    • PLA is modernising itself rapidly to meet the new threats in the changed security environment. The focus is on the modernisation of the Air Force and the Navy, drafting college graduates into the PLA, informationalisation of the PLA, including the force commanders into the CMC while maintaining absolute control of the party over the PLA, equipping the PLA for counter- insurgency and counter-terrorism tasks. The deployment of the navy in the Gulf of Aden to meet the challenge of piracy in the Somalian waters is seen as a new task. The protection of Chinese maritime assets and securing its supply lanes are also tasks that the refurbished navy will perform.
    • China is projecting modernisation of PLA in a positive light. It is releasing more information about PLA probably to show that China’s economic rise is matched by its military rise too. “Peace and development remain themes of the times, yet the world is not peaceful," said Defence Minister Liang at the PLA’s 82nd anniversary celebrations. China's military would enhance exchanges and deepen cooperation with foreign armed forces to fulfil its international obligations and responsibilities.


    China’s rise is projected as peaceful and beneficial for the world. China’s economic growth and its accumulation of wealth, it is said, will help the world. China is not defensive about its military modernisation. PLA modernisation is projected as a positive development for global peace and stability.
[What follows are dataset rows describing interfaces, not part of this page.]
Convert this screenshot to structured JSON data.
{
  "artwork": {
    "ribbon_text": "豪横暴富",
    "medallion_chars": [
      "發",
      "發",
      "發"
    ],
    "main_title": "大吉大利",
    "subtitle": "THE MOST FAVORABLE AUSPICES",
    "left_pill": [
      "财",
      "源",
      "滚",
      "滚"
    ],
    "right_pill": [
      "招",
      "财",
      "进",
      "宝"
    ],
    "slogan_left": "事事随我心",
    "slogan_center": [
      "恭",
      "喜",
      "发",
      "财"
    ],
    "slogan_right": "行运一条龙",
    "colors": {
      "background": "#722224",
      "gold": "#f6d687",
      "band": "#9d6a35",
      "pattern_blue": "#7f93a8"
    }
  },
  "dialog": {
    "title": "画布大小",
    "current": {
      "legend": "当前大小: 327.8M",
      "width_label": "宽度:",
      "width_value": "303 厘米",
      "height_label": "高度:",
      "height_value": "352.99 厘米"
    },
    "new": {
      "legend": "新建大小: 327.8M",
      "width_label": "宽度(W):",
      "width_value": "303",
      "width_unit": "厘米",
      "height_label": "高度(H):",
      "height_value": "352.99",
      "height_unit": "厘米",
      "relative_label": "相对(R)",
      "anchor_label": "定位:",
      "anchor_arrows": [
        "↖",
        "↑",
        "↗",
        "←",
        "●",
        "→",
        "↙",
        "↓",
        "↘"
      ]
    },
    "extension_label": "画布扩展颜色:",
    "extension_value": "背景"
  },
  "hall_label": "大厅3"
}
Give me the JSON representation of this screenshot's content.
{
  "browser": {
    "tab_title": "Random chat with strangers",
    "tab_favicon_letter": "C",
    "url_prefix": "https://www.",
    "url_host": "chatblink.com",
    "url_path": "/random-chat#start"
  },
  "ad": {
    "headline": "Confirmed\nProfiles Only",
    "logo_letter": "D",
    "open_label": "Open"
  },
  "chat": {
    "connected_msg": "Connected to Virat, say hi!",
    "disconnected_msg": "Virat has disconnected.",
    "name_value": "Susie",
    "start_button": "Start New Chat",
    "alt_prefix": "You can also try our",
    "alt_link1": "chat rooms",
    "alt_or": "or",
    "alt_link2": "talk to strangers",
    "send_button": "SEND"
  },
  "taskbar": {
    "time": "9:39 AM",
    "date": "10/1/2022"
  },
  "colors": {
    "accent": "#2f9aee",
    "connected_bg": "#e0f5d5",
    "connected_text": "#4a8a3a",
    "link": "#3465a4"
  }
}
    In the US decline, China sees an historic opportunity for itself. China sees itself as a pole for stability in a world suffering from a number of ills and afflictions.

    China is aware that while its economy has grown, its military strength and its per capita income still lag behind those of developed countries. China will continue with its catch-up-efforts. This implies China’s continuing quest for energy, mineral and strategic resources around the world.

    The riots in Xianjiang and Tibet have only strengthened China’s resolve to deal with the problem of “splittism, terrorism and separatism” firmly. Thus, China could be expected to follow hard line policies to quell internal dissent.

    China takes a condescending view of South Asia. The Chinese writing on South Asia depict the region as mired in terrorism, low economic growth and poverty. The future outlook is considered to be bleak.

    China is concerned about developments in Pakistan and Afghanistan but would resist getting directly involved in the messy situation there. Pakistan would remain an all-weather friend although the growing radicalisation of Pakistani society worries China. It would like to see the US weaken itself further in Afghanistan while awaiting the right moment to step in when the US eventually leaves Afghanistan. China’s purchase of Ainaq Copper mines in Afghanistan, the second largest in the world, for about $ 5 billion gives a hint of China’s strategy. China’s increasing presence and involvement in Gilgit-Baltistan, the massive investment in military and civilian infrastructure in Tibet, are other indications of China’s long term strategy of increasing pressure on India’s northern periphery.

    Fundamentally, China regards India as a rival and competitor. It recognises India’s economic rise but would like to keep India confined to the South Asia box. It would resist India’s growing influence in South East Asia or elsewhere. China has followed a calculated policy of increasing pressure on India by taking a hard line on the border issue. There have been critical commentaries (Ma Jiali, June 2009) on the issue of ADB funding for projects in Arunachal Pradesh. China is also increasing its influence in India’s neighbourhood, including in the Indian Ocean.

    China is shedding its coyness about its rise. It asserts boldly that it has a role in shaping the global order and that its views cannot be ignored. It is likely to follow assertive security and foreign policies in the future. It will challenge the US while also maintaining cooperative relations. PLA’s modernisation and its new military doctrine are designed to enhance China’s power.